Armed Utah Fish House Serves Up Second Amendment Support

The owners of a Utah fish house not only serve you the eateries staple item of fish and chips, but they also pack heat in full display while waiting on tables.

Monika and Tony Siebers, the married co-owners of Utah’s Sea Bears Ogden Fish House, and their four children wear kilts around their waists and guns on their hips.

“The reason we decided to open carry [our guns] was more just to start a conversation with our customers and to support the second amendment. It’s a pretty normal thing in Utah; it’s not as a big of a deal as it may seem to other people,” Monika told the FOX Business Network’s Stuart Varney.

The family first decided to obtain the right to carry firearms at their restaurant simply because it’s a normal business practice in Utah.

“When we started this out, we were just getting our concealed [permits] because most businesses do that in Utah,” Siebers said. He continued, “My wife was waiting for her concealed permit and while you are waiting you are not allowed to conceal a gun. You have to do open carry.”

Monika Siebers started receiving a lot of comments, especially from women, who noticed the restaurant co-owner openly carrying her Smith & Wesson (NASDAQ:SWHC) Shield 9mm. Interest then spiked among women who wanted to learn more about the process of getting a concealed weapon.
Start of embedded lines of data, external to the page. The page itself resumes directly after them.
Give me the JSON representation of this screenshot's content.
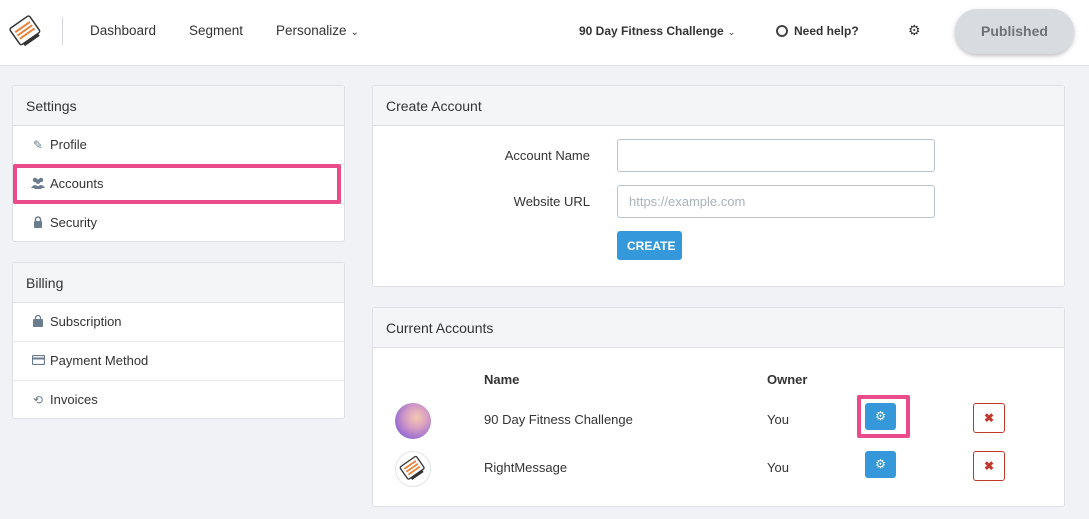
{
  "nav": {
    "items": [
      {
        "label": "Dashboard"
      },
      {
        "label": "Segment"
      },
      {
        "label": "Personalize"
      }
    ],
    "project": "90 Day Fitness Challenge",
    "help": "Need help?",
    "publish_label": "Published"
  },
  "sidebar": {
    "settings": {
      "title": "Settings",
      "items": [
        {
          "label": "Profile",
          "icon": "edit-icon"
        },
        {
          "label": "Accounts",
          "icon": "users-icon"
        },
        {
          "label": "Security",
          "icon": "lock-icon"
        }
      ]
    },
    "billing": {
      "title": "Billing",
      "items": [
        {
          "label": "Subscription",
          "icon": "shopping-bag-icon"
        },
        {
          "label": "Payment Method",
          "icon": "credit-card-icon"
        },
        {
          "label": "Invoices",
          "icon": "history-icon"
        }
      ]
    }
  },
  "create": {
    "title": "Create Account",
    "name_label": "Account Name",
    "name_value": "",
    "url_label": "Website URL",
    "url_placeholder": "https://example.com",
    "button": "CREATE"
  },
  "accounts": {
    "title": "Current Accounts",
    "columns": {
      "name": "Name",
      "owner": "Owner"
    },
    "rows": [
      {
        "name": "90 Day Fitness Challenge",
        "owner": "You"
      },
      {
        "name": "RightMessage",
        "owner": "You"
      }
    ]
  },
  "colors": {
    "accent": "#3498db",
    "highlight": "#ec4b8b",
    "danger": "#c0392b"
  }
}
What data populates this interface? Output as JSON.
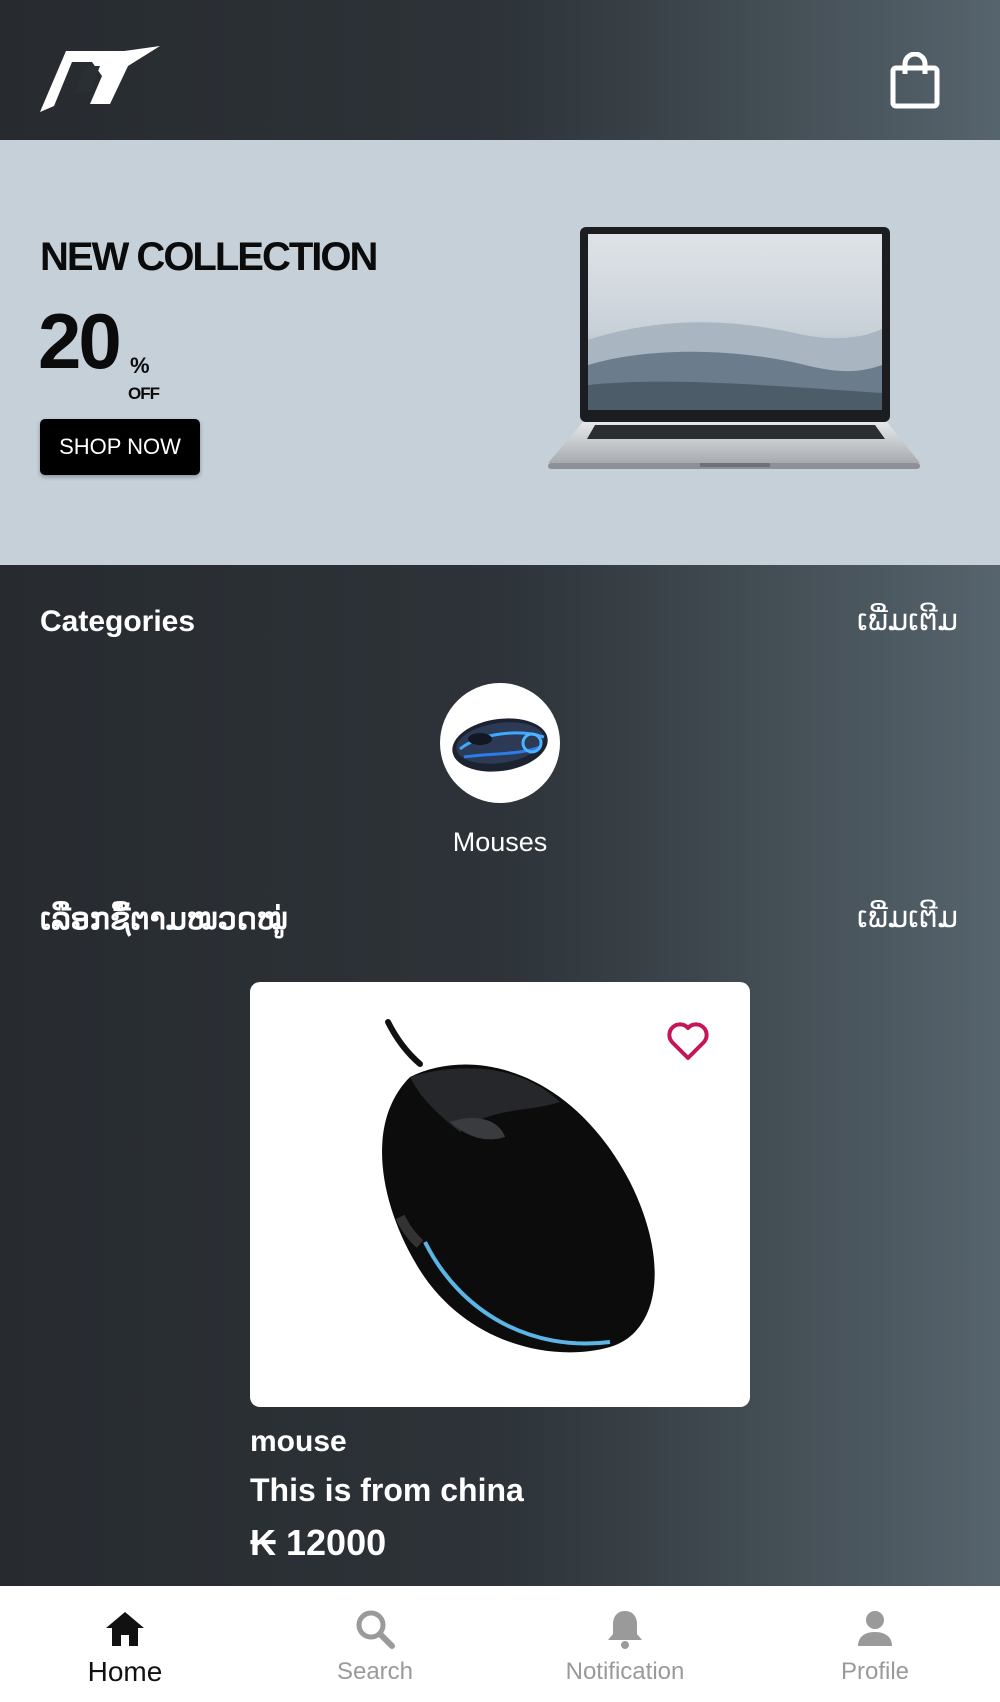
{
  "banner": {
    "title": "NEW COLLECTION",
    "discount": "20",
    "percent_sign": "%",
    "off_label": "OFF",
    "shop_button": "SHOP NOW"
  },
  "categories": {
    "title": "Categories",
    "more": "ເພີ່ມເຕີມ",
    "items": [
      {
        "label": "Mouses"
      }
    ]
  },
  "browse": {
    "title": "ເລືອກຊື້ຕາມໝວດໝູ່",
    "more": "ເພີ່ມເຕີມ"
  },
  "product": {
    "name": "mouse",
    "description": "This is from china",
    "price": "₭ 12000",
    "favorite_icon": "heart-outline-icon"
  },
  "nav": {
    "items": [
      {
        "label": "Home",
        "icon": "home-icon",
        "active": true
      },
      {
        "label": "Search",
        "icon": "search-icon",
        "active": false
      },
      {
        "label": "Notification",
        "icon": "bell-icon",
        "active": false
      },
      {
        "label": "Profile",
        "icon": "person-icon",
        "active": false
      }
    ]
  },
  "colors": {
    "banner_bg": "#c6d0d9",
    "favorite": "#c2185b",
    "nav_active": "#111111",
    "nav_inactive": "#9a9a9a"
  }
}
Utah Eatery Guns

The Siebers have been serving their customers while openly caring their handguns for almost a year and recent media attention has benefited their business.

“The last week has been insane and crazy because of the press, which is welcomed. It’s a little overwhelming for our little family. But, it’s been very positive and people feel safe and that’s the overwhelming majority of responses we’ve gotten,” Monika concluded.

When asked by Stuart Varney the reason behind wearing kilts, Tony explained, “My grandma was Scottish and my son said we need to wear kilts and be a Scottish fish house.”

The origin of the kilt dates back to the 16th century and was worn by men and boys in the Scottish Highlands as a traditional dress code. Since the 19th century, it has become associated with the wider culture of Scotland.